* [INSTRUCTIONS FOR THE TASK]: Restate all the data word for word, leaving nothing out.

Website and app data records
┄┄┄┄┄┄┄┄┄┄┄┄┄┄┄┄┄┄┄┄
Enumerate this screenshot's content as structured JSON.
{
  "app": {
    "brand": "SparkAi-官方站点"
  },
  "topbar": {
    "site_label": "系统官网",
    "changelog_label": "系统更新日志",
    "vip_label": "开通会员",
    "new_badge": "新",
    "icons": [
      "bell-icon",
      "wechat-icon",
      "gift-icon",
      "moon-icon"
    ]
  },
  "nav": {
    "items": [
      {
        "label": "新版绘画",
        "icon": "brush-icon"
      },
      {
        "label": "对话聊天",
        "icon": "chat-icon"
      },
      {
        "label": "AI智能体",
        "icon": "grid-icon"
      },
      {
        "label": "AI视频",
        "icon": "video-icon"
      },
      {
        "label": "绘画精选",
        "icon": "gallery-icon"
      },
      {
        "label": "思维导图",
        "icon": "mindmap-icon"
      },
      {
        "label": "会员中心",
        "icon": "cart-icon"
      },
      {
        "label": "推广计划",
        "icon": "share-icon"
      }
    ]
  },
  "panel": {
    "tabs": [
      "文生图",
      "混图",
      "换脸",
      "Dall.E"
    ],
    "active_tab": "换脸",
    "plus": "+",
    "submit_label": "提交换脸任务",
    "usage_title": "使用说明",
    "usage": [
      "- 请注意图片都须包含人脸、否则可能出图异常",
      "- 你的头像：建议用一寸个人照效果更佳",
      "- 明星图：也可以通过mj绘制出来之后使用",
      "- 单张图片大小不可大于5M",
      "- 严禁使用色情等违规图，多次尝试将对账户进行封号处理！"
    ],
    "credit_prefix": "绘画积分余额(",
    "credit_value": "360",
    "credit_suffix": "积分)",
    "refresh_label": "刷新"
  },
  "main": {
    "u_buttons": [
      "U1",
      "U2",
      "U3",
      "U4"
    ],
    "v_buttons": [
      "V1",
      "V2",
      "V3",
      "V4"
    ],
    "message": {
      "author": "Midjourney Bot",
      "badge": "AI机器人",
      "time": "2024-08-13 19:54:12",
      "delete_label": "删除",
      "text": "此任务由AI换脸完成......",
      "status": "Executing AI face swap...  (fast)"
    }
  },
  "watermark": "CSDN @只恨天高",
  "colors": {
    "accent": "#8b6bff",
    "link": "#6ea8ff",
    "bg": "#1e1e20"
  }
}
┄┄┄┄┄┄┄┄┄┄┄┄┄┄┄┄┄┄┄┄
* [THE ANSWER]:
Enumerate this screenshot's content as structured JSON.
{
  "app": {
    "brand": "SparkAi-官方站点"
  },
  "topbar": {
    "site_label": "系统官网",
    "changelog_label": "系统更新日志",
    "vip_label": "开通会员",
    "new_badge": "新",
    "icons": [
      "bell-icon",
      "wechat-icon",
      "gift-icon",
      "moon-icon"
    ]
  },
  "nav": {
    "items": [
      {
        "label": "新版绘画",
        "icon": "brush-icon"
      },
      {
        "label": "对话聊天",
        "icon": "chat-icon"
      },
      {
        "label": "AI智能体",
        "icon": "grid-icon"
      },
      {
        "label": "AI视频",
        "icon": "video-icon"
      },
      {
        "label": "绘画精选",
        "icon": "gallery-icon"
      },
      {
        "label": "思维导图",
        "icon": "mindmap-icon"
      },
      {
        "label": "会员中心",
        "icon": "cart-icon"
      },
      {
        "label": "推广计划",
        "icon": "share-icon"
      }
    ]
  },
  "panel": {
    "tabs": [
      "文生图",
      "混图",
      "换脸",
      "Dall.E"
    ],
    "active_tab": "换脸",
    "plus": "+",
    "submit_label": "提交换脸任务",
    "usage_title": "使用说明",
    "usage": [
      "- 请注意图片都须包含人脸、否则可能出图异常",
      "- 你的头像：建议用一寸个人照效果更佳",
      "- 明星图：也可以通过mj绘制出来之后使用",
      "- 单张图片大小不可大于5M",
      "- 严禁使用色情等违规图，多次尝试将对账户进行封号处理！"
    ],
    "credit_prefix": "绘画积分余额(",
    "credit_value": "360",
    "credit_suffix": "积分)",
    "refresh_label": "刷新"
  },
  "main": {
    "u_buttons": [
      "U1",
      "U2",
      "U3",
      "U4"
    ],
    "v_buttons": [
      "V1",
      "V2",
      "V3",
      "V4"
    ],
    "message": {
      "author": "Midjourney Bot",
      "badge": "AI机器人",
      "time": "2024-08-13 19:54:12",
      "delete_label": "删除",
      "text": "此任务由AI换脸完成......",
      "status": "Executing AI face swap...  (fast)"
    }
  },
  "watermark": "CSDN @只恨天高",
  "colors": {
    "accent": "#8b6bff",
    "link": "#6ea8ff",
    "bg": "#1e1e20"
  }
}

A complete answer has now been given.